Select all lines holding the word "leggings" from the entries that follow.

======== Provided entries ========

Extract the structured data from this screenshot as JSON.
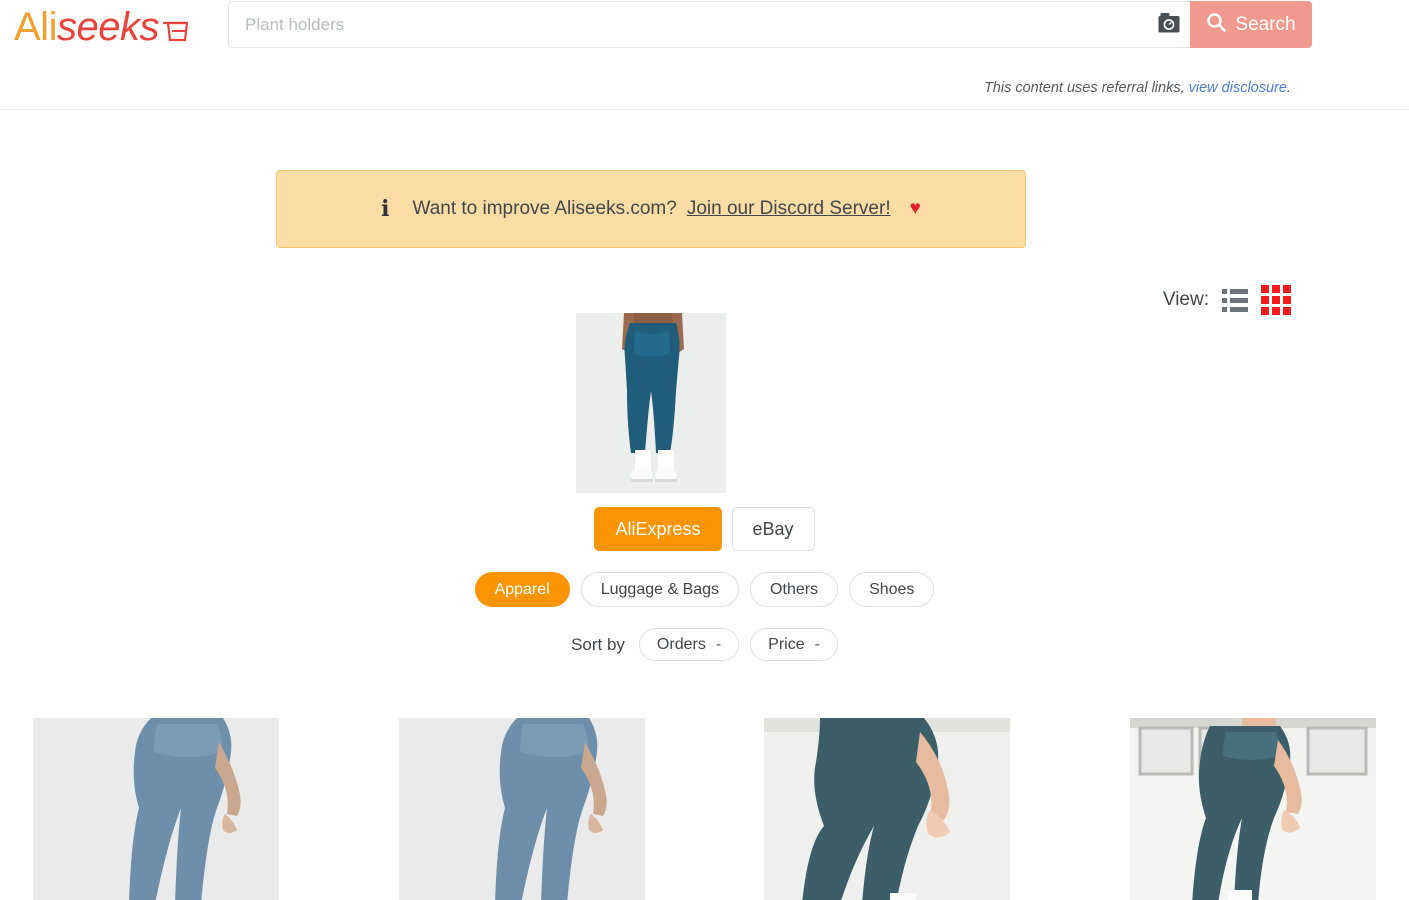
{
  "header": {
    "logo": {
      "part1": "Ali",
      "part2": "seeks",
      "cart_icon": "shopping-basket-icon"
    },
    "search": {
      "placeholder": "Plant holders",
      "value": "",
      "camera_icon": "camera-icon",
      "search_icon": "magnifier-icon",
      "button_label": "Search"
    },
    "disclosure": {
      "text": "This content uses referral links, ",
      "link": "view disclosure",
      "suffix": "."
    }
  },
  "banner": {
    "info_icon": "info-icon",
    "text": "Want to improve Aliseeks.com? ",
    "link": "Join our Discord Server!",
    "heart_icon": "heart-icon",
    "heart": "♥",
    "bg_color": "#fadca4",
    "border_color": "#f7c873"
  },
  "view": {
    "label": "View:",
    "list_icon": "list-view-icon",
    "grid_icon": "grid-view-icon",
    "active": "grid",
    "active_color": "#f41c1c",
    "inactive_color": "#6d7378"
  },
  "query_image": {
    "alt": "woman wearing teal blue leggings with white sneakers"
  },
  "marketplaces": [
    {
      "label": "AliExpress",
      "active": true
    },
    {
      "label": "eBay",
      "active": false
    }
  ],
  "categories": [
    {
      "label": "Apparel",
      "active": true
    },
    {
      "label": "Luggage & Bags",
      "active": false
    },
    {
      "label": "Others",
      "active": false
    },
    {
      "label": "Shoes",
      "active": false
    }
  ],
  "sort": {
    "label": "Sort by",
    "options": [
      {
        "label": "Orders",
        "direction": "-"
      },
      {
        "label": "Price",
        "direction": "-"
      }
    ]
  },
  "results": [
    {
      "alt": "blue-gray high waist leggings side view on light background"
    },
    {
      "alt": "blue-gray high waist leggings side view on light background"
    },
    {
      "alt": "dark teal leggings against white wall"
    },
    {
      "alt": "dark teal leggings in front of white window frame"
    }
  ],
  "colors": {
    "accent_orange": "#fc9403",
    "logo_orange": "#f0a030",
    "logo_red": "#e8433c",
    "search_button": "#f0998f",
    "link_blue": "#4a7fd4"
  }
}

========

_Response to this task:_
    "alt": "woman wearing teal blue leggings with white sneakers"
      "alt": "blue-gray high waist leggings side view on light background"
      "alt": "blue-gray high waist leggings side view on light background"
      "alt": "dark teal leggings against white wall"
      "alt": "dark teal leggings in front of white window frame"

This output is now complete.